“The Art of War” by Sun Tzu. “I love this book less for the tactics and stratagem, and more for the relentless effort, deep study, and almost scientific regard that’s required to gain ground in your key markets and beat your competition once and for all,” said J. Colin Petersen, president and CEO of IT outsourcing firm J- I.T. Outsource.
“Scrum: The Art of Doing Twice the Work in Half the Time” by Jeff Sutherland and J.J. Sutherland. “[This book] teaches techniques for managing projects efficiently while staying on time and on budget. I love this book because it’s given me practical ways to help my team. For instance, I schedule quick periodic meetings with key players throughout a project. These built-in meetings prevent micromanaging because I always know how far along the project is, and they give me the opportunity to ask how I can help,” said Vladimir Gendelman, founder and CEO of Company Folders.
“Choice Theory” by William Glasser, MD. “It taught me a lot about how to incentivize my employees (or anyone I work with in a professional setting) so they are engaged and interested in improving product/performance/efficiency via choice and not force. It meshes well with my belief in giving ownership to everyone involved in the process and helped me define business goals for interpersonal relationships,” said Jenny Dorsey, managing partner at Jenny Dorsey Consulting and chef and co-founder at I Forgot It’s Wednesday.
“Blue Ocean Strategy” by W. Chan Kim and Renee Mauborgne. “Lesson learned is how to look at our business as different from the competition and make the competition irrelevant. It’s a great way to celebrate the things we do best and really appreciate and recognize our uniqueness,” said Tamara Stenn, owner of KUSIKUY, a fair trade social enterprise in the sustainable clothing industry.

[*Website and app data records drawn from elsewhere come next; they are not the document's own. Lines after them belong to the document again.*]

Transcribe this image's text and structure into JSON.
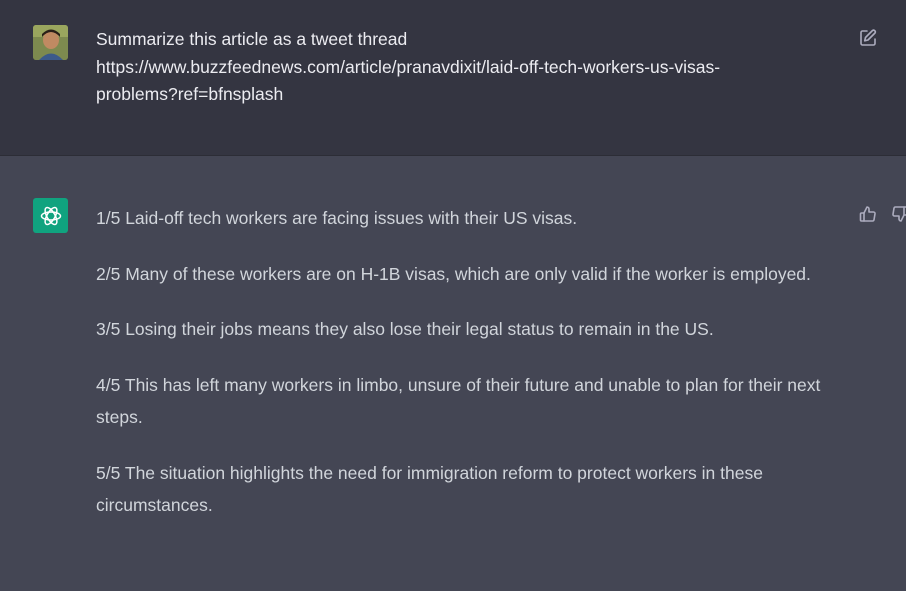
{
  "conversation": {
    "user": {
      "lines": [
        "Summarize this article as a tweet thread",
        "https://www.buzzfeednews.com/article/pranavdixit/laid-off-tech-workers-us-visas-",
        "problems?ref=bfnsplash"
      ],
      "avatar_icon": "user-photo-avatar",
      "edit_icon": "edit-icon"
    },
    "assistant": {
      "avatar_icon": "openai-logo-icon",
      "paragraphs": [
        "1/5 Laid-off tech workers are facing issues with their US visas.",
        "2/5 Many of these workers are on H-1B visas, which are only valid if the worker is employed.",
        "3/5 Losing their jobs means they also lose their legal status to remain in the US.",
        "4/5 This has left many workers in limbo, unsure of their future and unable to plan for their next steps.",
        "5/5 The situation highlights the need for immigration reform to protect workers in these circumstances."
      ],
      "feedback_icons": [
        "thumbs-up-icon",
        "thumbs-down-icon"
      ]
    }
  },
  "colors": {
    "user_bg": "#343541",
    "assistant_bg": "#444654",
    "accent": "#10a37f",
    "text": "#d1d5db"
  }
}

“Million Dollar Maverick” by Alan Weiss. “ It provides the permission, perspective, and tools that allow business owners to carve out their own path instead of being confined to existing roads – less traveled or not. It’s a pure shot of self-esteem and I walked away thinking that I’m not as crazy as people who have jobs for a living want to make me out to be,” said Bill Sanders, principal and senior consultant of digital project and management consultancy
Roebling Strauss, Inc.
“The Charisma Myth: How Anyone Can Master the Art and Science of Personal Magnetism” by Olivia Fox Cabane. “Although the title makes it sound like a superficial “how to be liked” book, the contents delve deep into mastering your personal psychology for maximum confidence and effectiveness in your behavior. It gave me insights into how I interact with my clients, and why, and tools for improving those interactions in ways that help me to generate more leads, and close more deals,” said Christopher Hawkins, owner and managing consultant at web development firm Cogeian Systems.
“The 7 Habits of Highly Effective People” by Stephen R. Covey. “There was one particular chapter that stuck with me: “Sharpen Your Saw,” said Travis Bennett, managing director of website building firm Studio Digita. “In retrospect, this was probably why I chose this book in the first place, as I felt like my business wasn’t moving forward, and I wasn’t staying on the cutting edge with the latest tech or insights. My biggest takeaway from the book was the importance of “continual learning,” because an entrepreneur who remains static is doomed to fail. Covey also recommends spending an hour each day learning something new (i.e. “Sharpening Your Saw”), a practice I’ve only just started to follow.”